* **TASK INPUT**:
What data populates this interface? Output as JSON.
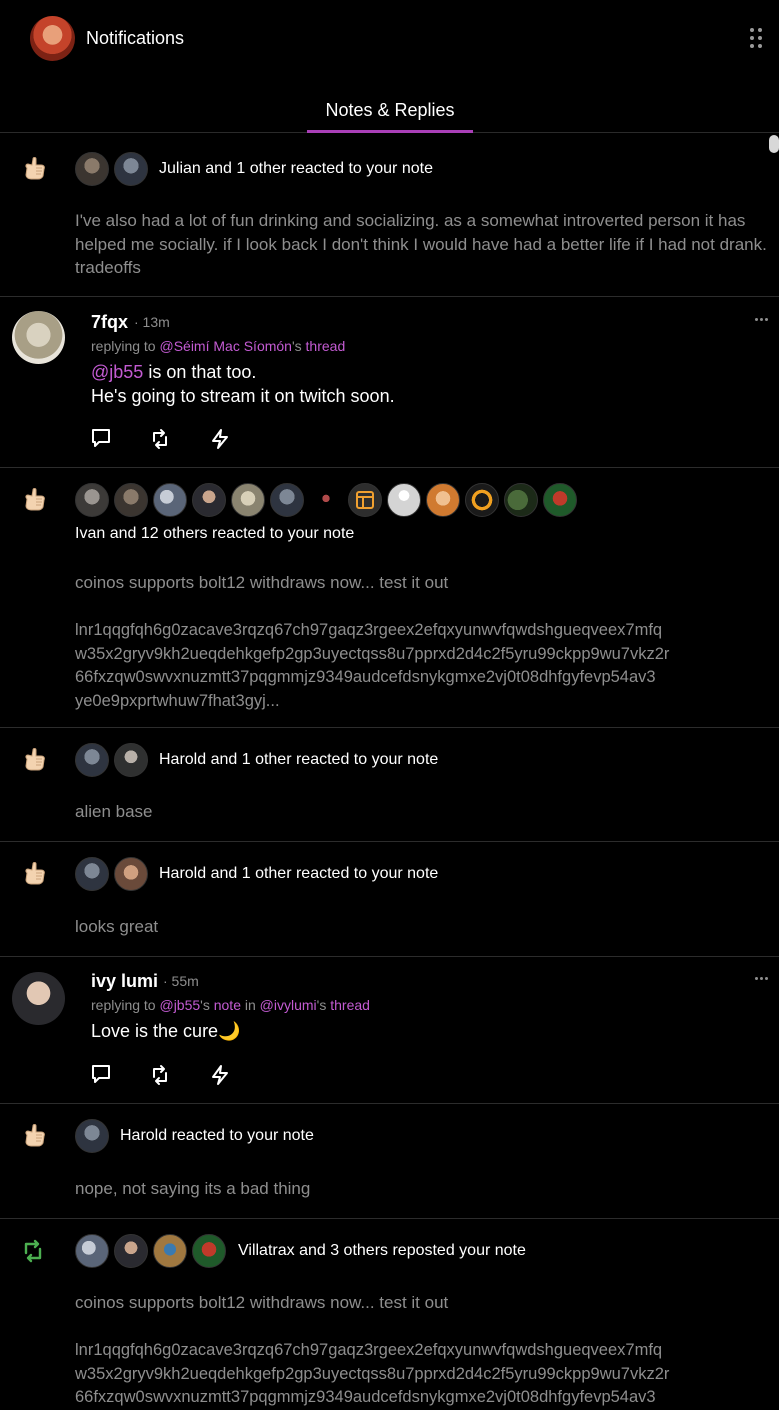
{
  "header": {
    "title": "Notifications"
  },
  "tabs": [
    {
      "label": "Notes & Replies"
    }
  ],
  "notifications": [
    {
      "summary": "Julian and 1 other reacted to your note",
      "note": "I've also had a lot of fun drinking and socializing. as a somewhat introverted person it has helped me socially. if I look back I don't think I would have had a better life if I had not drank. tradeoffs"
    },
    {
      "summary": "Ivan and 12 others reacted to your note",
      "note": "coinos supports bolt12 withdraws now... test it out",
      "note_extra": "lnr1qqgfqh6g0zacave3rqzq67ch97gaqz3rgeex2efqxyunwvfqwdshgueqveex7mfq\nw35x2gryv9kh2ueqdehkgefp2gp3uyectqss8u7pprxd2d4c2f5yru99ckpp9wu7vkz2r\n66fxzqw0swvxnuzmtt37pqgmmjz9349audcefdsnykgmxe2vj0t08dhfgyfevp54av3\nye0e9pxprtwhuw7fhat3gyj..."
    },
    {
      "summary": "Harold and 1 other reacted to your note",
      "note": "alien base"
    },
    {
      "summary": "Harold and 1 other reacted to your note",
      "note": "looks great"
    },
    {
      "summary": "Harold reacted to your note",
      "note": "nope, not saying its a bad thing"
    },
    {
      "summary": "Villatrax and 3 others reposted your note",
      "note": "coinos supports bolt12 withdraws now... test it out",
      "note_extra": "lnr1qqgfqh6g0zacave3rqzq67ch97gaqz3rgeex2efqxyunwvfqwdshgueqveex7mfq\nw35x2gryv9kh2ueqdehkgefp2gp3uyectqss8u7pprxd2d4c2f5yru99ckpp9wu7vkz2r\n66fxzqw0swvxnuzmtt37pqgmmjz9349audcefdsnykgmxe2vj0t08dhfgyfevp54av3"
    }
  ],
  "replies": [
    {
      "author": "7fqx",
      "time": "· 13m",
      "replying_prefix": "replying to ",
      "replying_user": "@Séimí Mac Síomón",
      "replying_mid": "'s ",
      "replying_thread": "thread",
      "mention": "@jb55",
      "line1_rest": " is on that too.",
      "line2": "He's going to stream it on twitch soon."
    },
    {
      "author": "ivy lumi",
      "time": "· 55m",
      "replying_prefix": "replying to ",
      "replying_user": "@jb55",
      "replying_mid": "'s ",
      "replying_note": "note",
      "replying_in": " in ",
      "replying_user2": "@ivylumi",
      "replying_mid2": "'s ",
      "replying_thread": "thread",
      "text": "Love is the cure🌙"
    }
  ],
  "icons": {
    "reaction": "thumb-hand-icon",
    "repost": "repost-icon",
    "reply": "reply-icon",
    "zap": "zap-icon",
    "more": "more-dots-icon"
  },
  "colors": {
    "accent": "#a93fb8",
    "link": "#c35bd2",
    "repost": "#4caf50",
    "muted": "#8e8e8e"
  }
}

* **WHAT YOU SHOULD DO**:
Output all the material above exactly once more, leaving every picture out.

* **SOLUTION TO THIS PROBLEM**:
What data populates this interface? Output as JSON.
{
  "header": {
    "title": "Notifications"
  },
  "tabs": [
    {
      "label": "Notes & Replies"
    }
  ],
  "notifications": [
    {
      "summary": "Julian and 1 other reacted to your note",
      "note": "I've also had a lot of fun drinking and socializing. as a somewhat introverted person it has helped me socially. if I look back I don't think I would have had a better life if I had not drank. tradeoffs"
    },
    {
      "summary": "Ivan and 12 others reacted to your note",
      "note": "coinos supports bolt12 withdraws now... test it out",
      "note_extra": "lnr1qqgfqh6g0zacave3rqzq67ch97gaqz3rgeex2efqxyunwvfqwdshgueqveex7mfq\nw35x2gryv9kh2ueqdehkgefp2gp3uyectqss8u7pprxd2d4c2f5yru99ckpp9wu7vkz2r\n66fxzqw0swvxnuzmtt37pqgmmjz9349audcefdsnykgmxe2vj0t08dhfgyfevp54av3\nye0e9pxprtwhuw7fhat3gyj..."
    },
    {
      "summary": "Harold and 1 other reacted to your note",
      "note": "alien base"
    },
    {
      "summary": "Harold and 1 other reacted to your note",
      "note": "looks great"
    },
    {
      "summary": "Harold reacted to your note",
      "note": "nope, not saying its a bad thing"
    },
    {
      "summary": "Villatrax and 3 others reposted your note",
      "note": "coinos supports bolt12 withdraws now... test it out",
      "note_extra": "lnr1qqgfqh6g0zacave3rqzq67ch97gaqz3rgeex2efqxyunwvfqwdshgueqveex7mfq\nw35x2gryv9kh2ueqdehkgefp2gp3uyectqss8u7pprxd2d4c2f5yru99ckpp9wu7vkz2r\n66fxzqw0swvxnuzmtt37pqgmmjz9349audcefdsnykgmxe2vj0t08dhfgyfevp54av3"
    }
  ],
  "replies": [
    {
      "author": "7fqx",
      "time": "· 13m",
      "replying_prefix": "replying to ",
      "replying_user": "@Séimí Mac Síomón",
      "replying_mid": "'s ",
      "replying_thread": "thread",
      "mention": "@jb55",
      "line1_rest": " is on that too.",
      "line2": "He's going to stream it on twitch soon."
    },
    {
      "author": "ivy lumi",
      "time": "· 55m",
      "replying_prefix": "replying to ",
      "replying_user": "@jb55",
      "replying_mid": "'s ",
      "replying_note": "note",
      "replying_in": " in ",
      "replying_user2": "@ivylumi",
      "replying_mid2": "'s ",
      "replying_thread": "thread",
      "text": "Love is the cure🌙"
    }
  ],
  "icons": {
    "reaction": "thumb-hand-icon",
    "repost": "repost-icon",
    "reply": "reply-icon",
    "zap": "zap-icon",
    "more": "more-dots-icon"
  },
  "colors": {
    "accent": "#a93fb8",
    "link": "#c35bd2",
    "repost": "#4caf50",
    "muted": "#8e8e8e"
  }
}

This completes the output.